--- Required action ---
Every entry should be copied exactly, with nothing added or dropped.

--- Records to use ---

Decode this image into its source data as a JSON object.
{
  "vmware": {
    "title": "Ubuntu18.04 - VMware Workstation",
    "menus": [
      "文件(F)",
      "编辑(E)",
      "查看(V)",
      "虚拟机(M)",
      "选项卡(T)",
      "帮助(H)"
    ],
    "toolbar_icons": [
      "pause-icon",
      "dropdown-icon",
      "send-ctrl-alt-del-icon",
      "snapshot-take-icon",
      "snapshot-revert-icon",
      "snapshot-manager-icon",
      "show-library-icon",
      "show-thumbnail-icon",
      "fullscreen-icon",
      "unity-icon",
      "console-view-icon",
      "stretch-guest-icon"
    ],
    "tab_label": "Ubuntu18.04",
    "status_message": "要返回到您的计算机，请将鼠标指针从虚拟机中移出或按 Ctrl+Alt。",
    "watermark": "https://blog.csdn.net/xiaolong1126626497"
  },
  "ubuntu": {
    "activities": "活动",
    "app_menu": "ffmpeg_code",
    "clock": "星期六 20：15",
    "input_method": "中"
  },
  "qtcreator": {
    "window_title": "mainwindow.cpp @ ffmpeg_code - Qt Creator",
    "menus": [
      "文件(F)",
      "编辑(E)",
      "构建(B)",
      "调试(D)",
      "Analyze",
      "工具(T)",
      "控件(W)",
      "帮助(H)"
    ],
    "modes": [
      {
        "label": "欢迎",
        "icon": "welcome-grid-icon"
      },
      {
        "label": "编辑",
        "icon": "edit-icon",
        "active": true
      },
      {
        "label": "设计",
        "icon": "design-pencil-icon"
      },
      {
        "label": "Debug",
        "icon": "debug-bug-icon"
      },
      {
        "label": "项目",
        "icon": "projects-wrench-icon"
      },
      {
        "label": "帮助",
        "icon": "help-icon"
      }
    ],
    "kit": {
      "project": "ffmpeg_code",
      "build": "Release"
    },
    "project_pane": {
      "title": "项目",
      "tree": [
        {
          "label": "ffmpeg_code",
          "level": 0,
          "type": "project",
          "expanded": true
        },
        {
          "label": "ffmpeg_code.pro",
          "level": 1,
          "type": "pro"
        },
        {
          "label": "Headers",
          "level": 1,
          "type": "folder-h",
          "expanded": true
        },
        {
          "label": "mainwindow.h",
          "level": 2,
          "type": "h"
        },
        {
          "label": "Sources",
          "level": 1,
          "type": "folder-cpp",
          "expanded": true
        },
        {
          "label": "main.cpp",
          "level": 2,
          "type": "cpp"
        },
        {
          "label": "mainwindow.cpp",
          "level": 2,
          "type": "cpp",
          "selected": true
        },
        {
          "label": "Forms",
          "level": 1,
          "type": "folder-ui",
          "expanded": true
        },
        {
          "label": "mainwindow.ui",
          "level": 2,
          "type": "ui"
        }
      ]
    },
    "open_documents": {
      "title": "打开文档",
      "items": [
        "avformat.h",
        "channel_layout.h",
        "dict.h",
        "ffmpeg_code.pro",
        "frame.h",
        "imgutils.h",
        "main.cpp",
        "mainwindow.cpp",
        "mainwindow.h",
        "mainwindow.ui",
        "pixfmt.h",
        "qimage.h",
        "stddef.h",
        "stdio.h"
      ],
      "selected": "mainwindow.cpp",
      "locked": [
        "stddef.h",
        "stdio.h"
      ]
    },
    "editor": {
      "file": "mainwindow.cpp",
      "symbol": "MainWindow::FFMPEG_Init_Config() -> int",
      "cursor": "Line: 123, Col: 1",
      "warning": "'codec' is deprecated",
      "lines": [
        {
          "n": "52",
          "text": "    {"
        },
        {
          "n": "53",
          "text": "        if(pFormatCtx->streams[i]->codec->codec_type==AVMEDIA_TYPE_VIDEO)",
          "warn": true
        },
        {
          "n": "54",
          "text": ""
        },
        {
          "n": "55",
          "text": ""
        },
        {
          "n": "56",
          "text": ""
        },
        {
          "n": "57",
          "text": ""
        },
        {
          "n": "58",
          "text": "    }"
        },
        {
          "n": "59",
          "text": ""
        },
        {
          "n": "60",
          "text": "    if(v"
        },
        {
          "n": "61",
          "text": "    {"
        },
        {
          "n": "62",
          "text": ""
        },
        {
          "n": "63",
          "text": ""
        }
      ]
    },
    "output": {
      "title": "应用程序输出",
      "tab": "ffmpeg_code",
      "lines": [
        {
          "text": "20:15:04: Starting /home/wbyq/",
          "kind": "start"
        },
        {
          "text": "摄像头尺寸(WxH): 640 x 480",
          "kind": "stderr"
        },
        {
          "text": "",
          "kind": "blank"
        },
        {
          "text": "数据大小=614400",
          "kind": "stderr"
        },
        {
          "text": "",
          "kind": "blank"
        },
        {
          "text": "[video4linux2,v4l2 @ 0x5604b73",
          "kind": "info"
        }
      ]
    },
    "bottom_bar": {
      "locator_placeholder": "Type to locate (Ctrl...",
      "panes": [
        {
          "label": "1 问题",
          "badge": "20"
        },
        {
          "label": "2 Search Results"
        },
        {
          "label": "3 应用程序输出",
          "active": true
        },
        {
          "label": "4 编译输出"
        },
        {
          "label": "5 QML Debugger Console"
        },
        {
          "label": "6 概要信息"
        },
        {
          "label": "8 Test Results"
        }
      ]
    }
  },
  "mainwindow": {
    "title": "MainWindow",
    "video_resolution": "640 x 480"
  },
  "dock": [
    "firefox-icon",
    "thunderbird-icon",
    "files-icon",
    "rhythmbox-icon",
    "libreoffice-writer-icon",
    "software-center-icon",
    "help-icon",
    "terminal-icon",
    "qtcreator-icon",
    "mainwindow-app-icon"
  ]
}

--- Answer for this exercise ---
Decode this image into its source data as a JSON object.
{
  "vmware": {
    "title": "Ubuntu18.04 - VMware Workstation",
    "menus": [
      "文件(F)",
      "编辑(E)",
      "查看(V)",
      "虚拟机(M)",
      "选项卡(T)",
      "帮助(H)"
    ],
    "toolbar_icons": [
      "pause-icon",
      "dropdown-icon",
      "send-ctrl-alt-del-icon",
      "snapshot-take-icon",
      "snapshot-revert-icon",
      "snapshot-manager-icon",
      "show-library-icon",
      "show-thumbnail-icon",
      "fullscreen-icon",
      "unity-icon",
      "console-view-icon",
      "stretch-guest-icon"
    ],
    "tab_label": "Ubuntu18.04",
    "status_message": "要返回到您的计算机，请将鼠标指针从虚拟机中移出或按 Ctrl+Alt。",
    "watermark": "https://blog.csdn.net/xiaolong1126626497"
  },
  "ubuntu": {
    "activities": "活动",
    "app_menu": "ffmpeg_code",
    "clock": "星期六 20：15",
    "input_method": "中"
  },
  "qtcreator": {
    "window_title": "mainwindow.cpp @ ffmpeg_code - Qt Creator",
    "menus": [
      "文件(F)",
      "编辑(E)",
      "构建(B)",
      "调试(D)",
      "Analyze",
      "工具(T)",
      "控件(W)",
      "帮助(H)"
    ],
    "modes": [
      {
        "label": "欢迎",
        "icon": "welcome-grid-icon"
      },
      {
        "label": "编辑",
        "icon": "edit-icon",
        "active": true
      },
      {
        "label": "设计",
        "icon": "design-pencil-icon"
      },
      {
        "label": "Debug",
        "icon": "debug-bug-icon"
      },
      {
        "label": "项目",
        "icon": "projects-wrench-icon"
      },
      {
        "label": "帮助",
        "icon": "help-icon"
      }
    ],
    "kit": {
      "project": "ffmpeg_code",
      "build": "Release"
    },
    "project_pane": {
      "title": "项目",
      "tree": [
        {
          "label": "ffmpeg_code",
          "level": 0,
          "type": "project",
          "expanded": true
        },
        {
          "label": "ffmpeg_code.pro",
          "level": 1,
          "type": "pro"
        },
        {
          "label": "Headers",
          "level": 1,
          "type": "folder-h",
          "expanded": true
        },
        {
          "label": "mainwindow.h",
          "level": 2,
          "type": "h"
        },
        {
          "label": "Sources",
          "level": 1,
          "type": "folder-cpp",
          "expanded": true
        },
        {
          "label": "main.cpp",
          "level": 2,
          "type": "cpp"
        },
        {
          "label": "mainwindow.cpp",
          "level": 2,
          "type": "cpp",
          "selected": true
        },
        {
          "label": "Forms",
          "level": 1,
          "type": "folder-ui",
          "expanded": true
        },
        {
          "label": "mainwindow.ui",
          "level": 2,
          "type": "ui"
        }
      ]
    },
    "open_documents": {
      "title": "打开文档",
      "items": [
        "avformat.h",
        "channel_layout.h",
        "dict.h",
        "ffmpeg_code.pro",
        "frame.h",
        "imgutils.h",
        "main.cpp",
        "mainwindow.cpp",
        "mainwindow.h",
        "mainwindow.ui",
        "pixfmt.h",
        "qimage.h",
        "stddef.h",
        "stdio.h"
      ],
      "selected": "mainwindow.cpp",
      "locked": [
        "stddef.h",
        "stdio.h"
      ]
    },
    "editor": {
      "file": "mainwindow.cpp",
      "symbol": "MainWindow::FFMPEG_Init_Config() -> int",
      "cursor": "Line: 123, Col: 1",
      "warning": "'codec' is deprecated",
      "lines": [
        {
          "n": "52",
          "text": "    {"
        },
        {
          "n": "53",
          "text": "        if(pFormatCtx->streams[i]->codec->codec_type==AVMEDIA_TYPE_VIDEO)",
          "warn": true
        },
        {
          "n": "54",
          "text": ""
        },
        {
          "n": "55",
          "text": ""
        },
        {
          "n": "56",
          "text": ""
        },
        {
          "n": "57",
          "text": ""
        },
        {
          "n": "58",
          "text": "    }"
        },
        {
          "n": "59",
          "text": ""
        },
        {
          "n": "60",
          "text": "    if(v"
        },
        {
          "n": "61",
          "text": "    {"
        },
        {
          "n": "62",
          "text": ""
        },
        {
          "n": "63",
          "text": ""
        }
      ]
    },
    "output": {
      "title": "应用程序输出",
      "tab": "ffmpeg_code",
      "lines": [
        {
          "text": "20:15:04: Starting /home/wbyq/",
          "kind": "start"
        },
        {
          "text": "摄像头尺寸(WxH): 640 x 480",
          "kind": "stderr"
        },
        {
          "text": "",
          "kind": "blank"
        },
        {
          "text": "数据大小=614400",
          "kind": "stderr"
        },
        {
          "text": "",
          "kind": "blank"
        },
        {
          "text": "[video4linux2,v4l2 @ 0x5604b73",
          "kind": "info"
        }
      ]
    },
    "bottom_bar": {
      "locator_placeholder": "Type to locate (Ctrl...",
      "panes": [
        {
          "label": "1 问题",
          "badge": "20"
        },
        {
          "label": "2 Search Results"
        },
        {
          "label": "3 应用程序输出",
          "active": true
        },
        {
          "label": "4 编译输出"
        },
        {
          "label": "5 QML Debugger Console"
        },
        {
          "label": "6 概要信息"
        },
        {
          "label": "8 Test Results"
        }
      ]
    }
  },
  "mainwindow": {
    "title": "MainWindow",
    "video_resolution": "640 x 480"
  },
  "dock": [
    "firefox-icon",
    "thunderbird-icon",
    "files-icon",
    "rhythmbox-icon",
    "libreoffice-writer-icon",
    "software-center-icon",
    "help-icon",
    "terminal-icon",
    "qtcreator-icon",
    "mainwindow-app-icon"
  ]
}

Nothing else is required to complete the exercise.